"The campus will house a range of therapeutic programs and free services for children and families, including individual and group counseling, parenting workshops, and Project Fatherhood sessions," said the Children's Institute.

Exterior of Children's Institute with corrugated metal
The exterior facade is made of corrugated metal and plaster

According to Gehry's studio, the form of the building was "broken down" so that it does not stand out from the single-family residences that define the neighbourhood. To do this, simple interlocking forms of plaster and corrugated metal were chosen for the facade.

"The priority was to create a welcoming building, one that was scaled appropriately to the surrounding neighborhood and one that would feel approachable and useable by the community," said the architecture studio.

Corrugated metal facade with punched windows
Punched windows feature on the facade

Inside, the hallmarks of Gehry's typical deconstructivism become more apparent with the main building arranged around a full-height atrium that is topped with a clerestory window.

Surrounding the atrium are boxy forms that define the building's different program areas.

Interior of the children's institute
Along the atrium's corridor are offices and meeting spaces

Double-height spaces for community gatherings were placed on the ground floor while on the second floor offices open onto the atrium.

Plenty of windows have been included in the design including large blocks of glass in the tallest facades of the primary corrugated structure.

Atrium space Children's Institute
The primary structure has clerestory windows

Attached to the atrium from all sides are smaller volumes that will host smaller groups and therapy sessions.

The Watts Children's Institute, which was designed pro bono by Gehry's studio, opens for operation on June 25, 2022.

"A building design can tell a kid that we love you,"  said Gehry. "A building that is optimistic, that is outgoing and friendly to the community, sends a powerful message of support and care."

"I hope this building will serve and inspire children, families, and this great organization for generations to come, and let them know that people care about them," he continued.

Interior space in Children's Institute
Smaller therapy and offices are off the main space

Frank Gehry was born in Canada and lives in LA where he heads his studio, Gehry Partners.
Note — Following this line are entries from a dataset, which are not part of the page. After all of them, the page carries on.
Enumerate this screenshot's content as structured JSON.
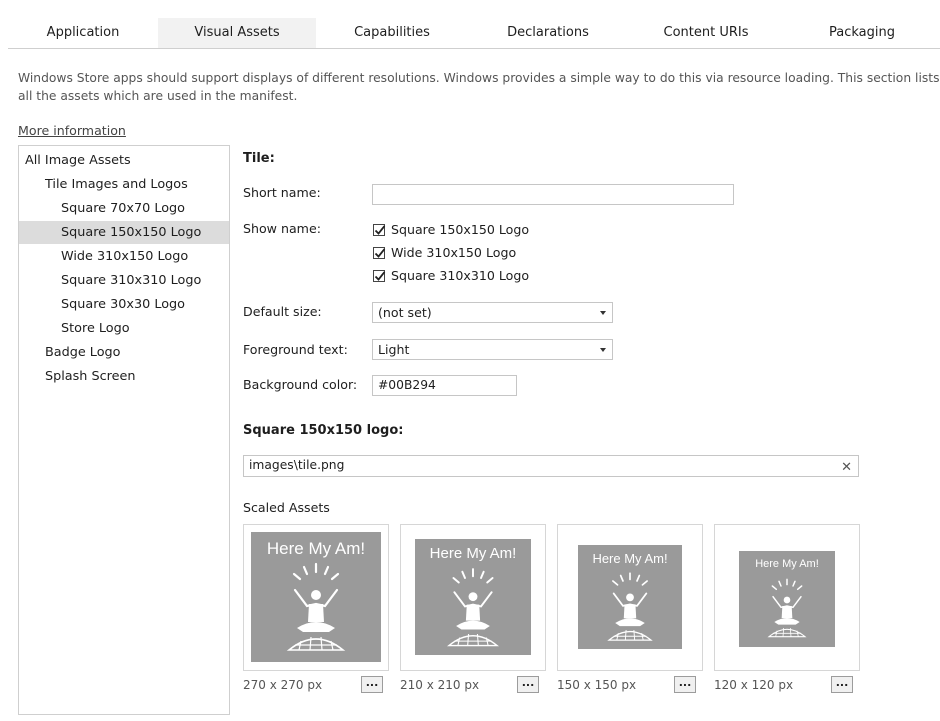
{
  "tabs": [
    {
      "label": "Application",
      "active": false
    },
    {
      "label": "Visual Assets",
      "active": true
    },
    {
      "label": "Capabilities",
      "active": false
    },
    {
      "label": "Declarations",
      "active": false
    },
    {
      "label": "Content URIs",
      "active": false
    },
    {
      "label": "Packaging",
      "active": false
    }
  ],
  "description": "Windows Store apps should support displays of different resolutions. Windows provides a simple way to do this via resource loading. This section lists all the assets which are used in the manifest.",
  "more_info_link": "More information",
  "tree": {
    "items": [
      {
        "label": "All Image Assets",
        "level": 0
      },
      {
        "label": "Tile Images and Logos",
        "level": 1
      },
      {
        "label": "Square 70x70 Logo",
        "level": 2
      },
      {
        "label": "Square 150x150 Logo",
        "level": 2,
        "selected": true
      },
      {
        "label": "Wide 310x150 Logo",
        "level": 2
      },
      {
        "label": "Square 310x310 Logo",
        "level": 2
      },
      {
        "label": "Square 30x30 Logo",
        "level": 2
      },
      {
        "label": "Store Logo",
        "level": 2
      },
      {
        "label": "Badge Logo",
        "level": 1
      },
      {
        "label": "Splash Screen",
        "level": 1
      }
    ]
  },
  "form": {
    "tile_heading": "Tile:",
    "short_name_label": "Short name:",
    "short_name_value": "",
    "show_name_label": "Show name:",
    "show_name_options": [
      {
        "label": "Square 150x150 Logo",
        "checked": true
      },
      {
        "label": "Wide 310x150 Logo",
        "checked": true
      },
      {
        "label": "Square 310x310 Logo",
        "checked": true
      }
    ],
    "default_size_label": "Default size:",
    "default_size_value": "(not set)",
    "foreground_text_label": "Foreground text:",
    "foreground_text_value": "Light",
    "background_color_label": "Background color:",
    "background_color_value": "#00B294",
    "logo_heading": "Square 150x150 logo:",
    "logo_path": "images\\tile.png",
    "clear_glyph": "✕",
    "scaled_assets_label": "Scaled Assets",
    "browse_label": "..."
  },
  "assets": [
    {
      "tile_text": "Here My Am!",
      "size": "270 x 270 px"
    },
    {
      "tile_text": "Here My Am!",
      "size": "210 x 210 px"
    },
    {
      "tile_text": "Here My Am!",
      "size": "150 x 150 px"
    },
    {
      "tile_text": "Here My Am!",
      "size": "120 x 120 px"
    }
  ],
  "colors": {
    "tile_gray": "#9a9a9a",
    "selected_tab_bg": "#f2f2f2",
    "selected_tree_bg": "#dcdcdc"
  }
}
Gehry recently in Dezeen's series focused on deconstructivism.

Gehry has completed a number of works in the Los Angeles area including the Walt Disney Concert Hall. This year Gehry also released plans for the Colburn School of music in downtown Los Angeles.

The photography is by Oltmans.

Project credits: 

Design architect: Gehry Partners LLP, Frank Gehry (design partner), Meaghan Lloyd (partner, chief of staff), Laurence Tighe (project partner), Sam Gehry (project designer), Thomas Kim (project architect),
Design team: Precious Aiyeloja, Aaron Ryan, Tyler McMartin, Jack Bian
Architect of record: Chait Co, Michael Chait (principal), Erik Link (project manager), Jonathan Brown (project architect)
Construction: Oltmans Construction
Project management: Bottega Management Group, Leonard Madson
Structural engineer: Workpoint Engineering, Ben Varela, Ben John, Katie Chuh
Mechanical and plumbing: Schnackel Engineering, Jason Seymour
Civil engineer: Mollenhauer Group, Thomas Tran,
Lighting design: HLB lighting, Teal Brogden, Guy Smith, Michelle Murray
Landscape architecture: Elysian Landscapes, Judy Kameon, Dana Bauer
Acoustic design: Newson Brown Acoustics, Michael Brown, Ben Toews